It is a device that at its core can hold lots of music and make it available over a computer network. But this unit is a great deal more than that.
This is a large and heavy unit upon which no expense – obviously – has been spared. It is chock-a-block full of audiophile components, including high-end Burr-Brown digital to analog converters, re-clocking to eliminate jitter from digital audio, and the best inputs and outputs available.
It also has a two terabyte hard disk drive on which to store all your music, tucked into eight layers of sound dampening to make sure no unwanted noise is emitted.
The unit has a CD slot on the front from which it may rip audio, plus both wired and wireless networking built in. It will talk to your computer network using either, both to supply music to other devices and to be further fed with new fodder for its hard disk. Oh, and to talk to the internet.
Remember, the unit has two terabytes on tap. This is enough for 6000 CDs with the lossless FLAC compression system ensuring identical quality to the original. If quantity is more your thing than quality (although quite why you’d then be purchasing this isn’t clear), then you could go MP3 or AAC at 128kbps, and bump this up to perhaps 30,000 CDs!
You can plug a headphone into the front of the unit (and this incorporates a proper headphone amplifier), but generally you will use either a direct analog or digital audio connection for output to a sound system, or use it to feed your network-based audio system.
Obviously, unless you have some pretty esoteric audio equipment, the best sound will come from using the unit’s own analog outputs, given the high quality of its components.
Control is via a set of keys on the front/top of the unit, the remote control, the 255mm LCD touch screen panel on the surface or, to a more limited extent, the web interface.

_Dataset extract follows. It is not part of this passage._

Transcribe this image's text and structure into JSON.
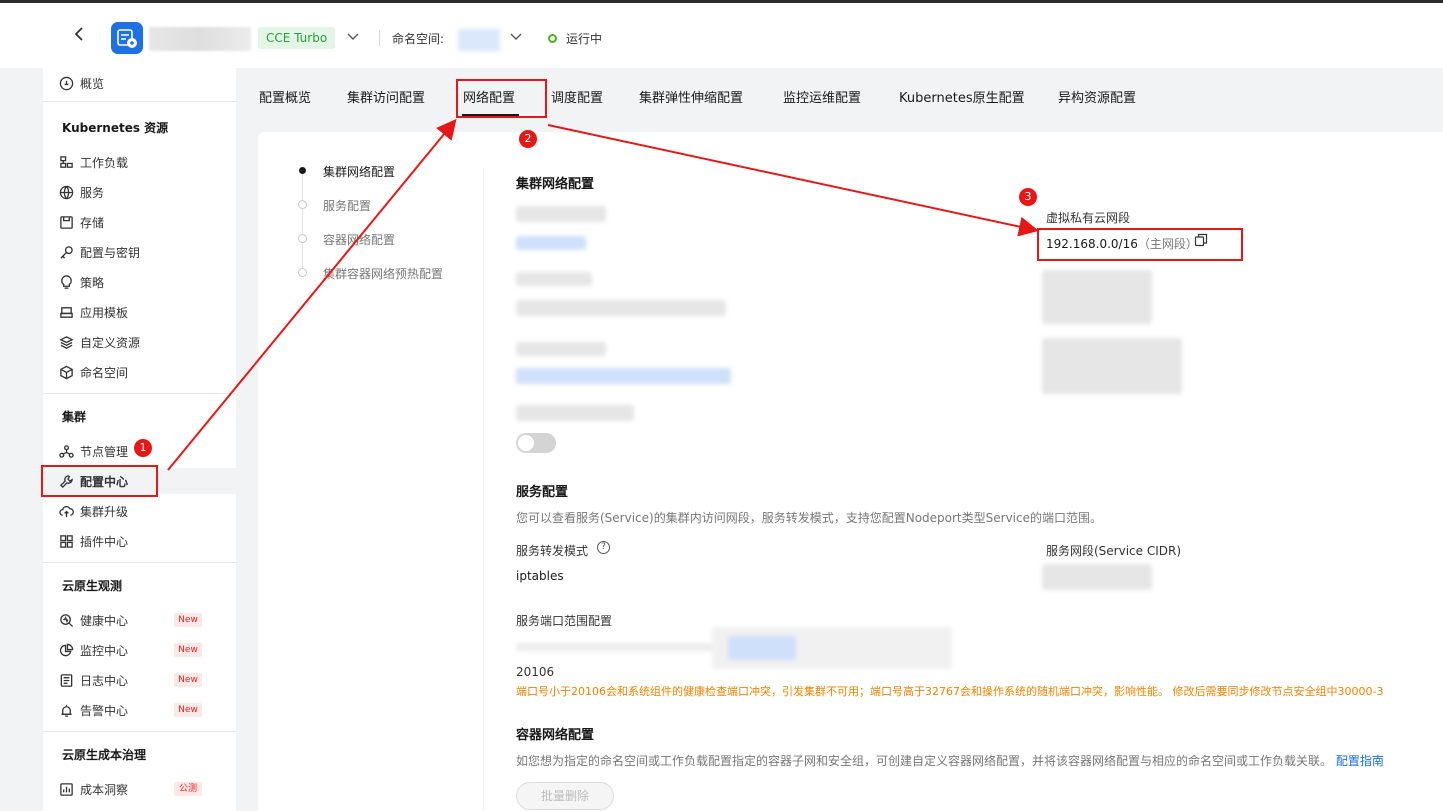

There are a number of ways of feeding music to the hard disk. One is by having the unit rip audio CDs. It automatically consults its built-in CD database (which seems pretty extensive, given some of the obscure CDs that it recognised). Assuming you have it running with your internet-enabled network, it drags in album art from an external database.
Another way is to open up a window into the unit on a computer on the same network and drag in folders full of music. The unit indexes these and places them elsewhere within its innards, from which they can be played.

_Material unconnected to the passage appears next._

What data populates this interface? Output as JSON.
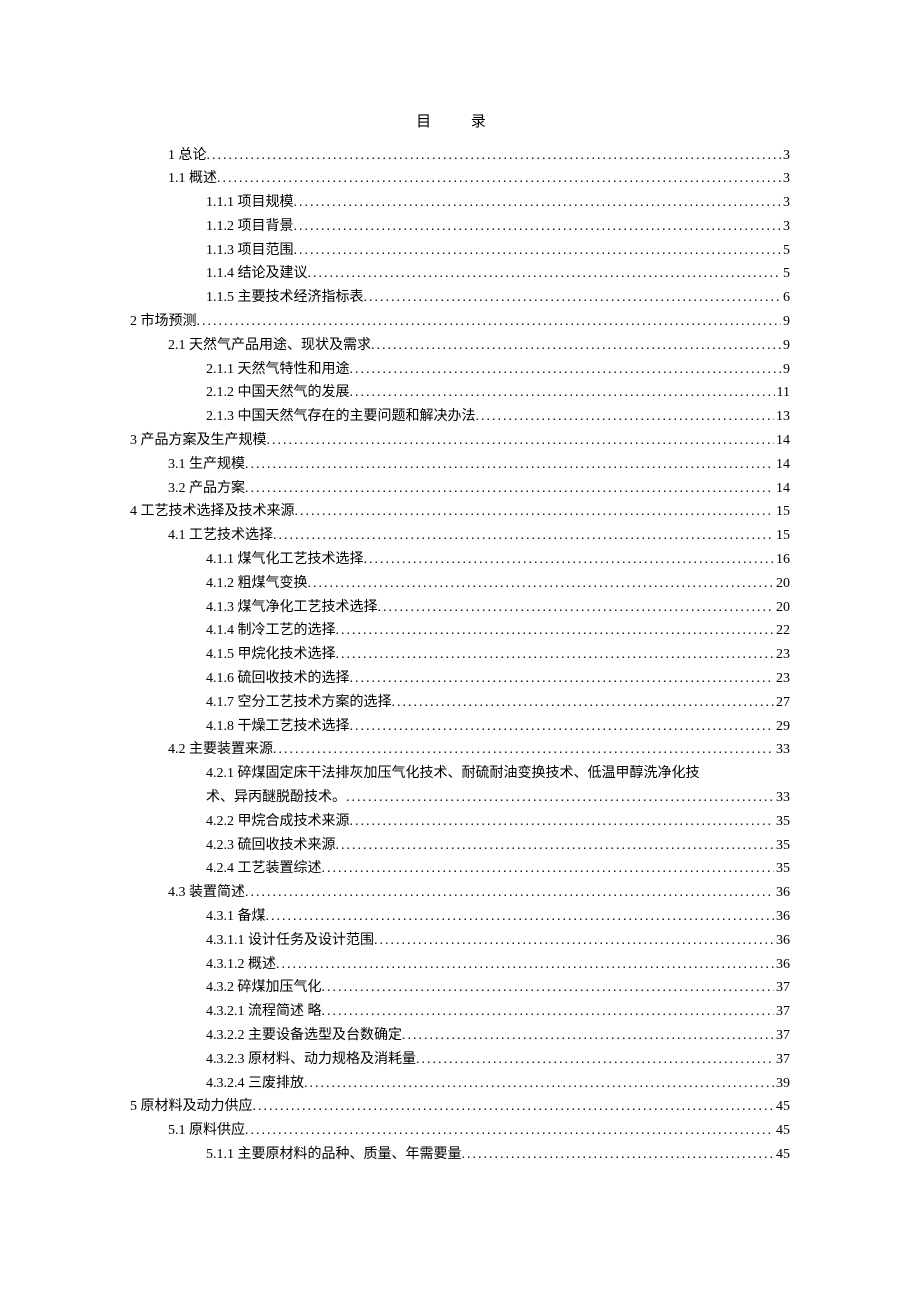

All this worked beautifully well. Where possible you should choose the FLAC codec (Free Lossless Audio Coding), which provides perfect reproduction of the original digital audio, but consumes roughly half the space.
Ripping CDs and preparing them for playback was very simple: insert CD, wait a few seconds while the unit identifies it by name and artist, then press a button to start the transfer. Five or six minutes later then unit pushes the disc back out, job done. The encoding is a bit slower than the disc reading. Olive suggests that you don’t get more than about 30 discs ahead of where the encoding has reached, for fear of excessive processing slowing things down too much.
As for playback, the sound quality (via its own analog outputs) was excellent. Basically, as good as stereo can get. And don’t forget, it supports the higher resolution audio files that you can find on the internet. It will happily play 192kHz, 24-bit stereo material.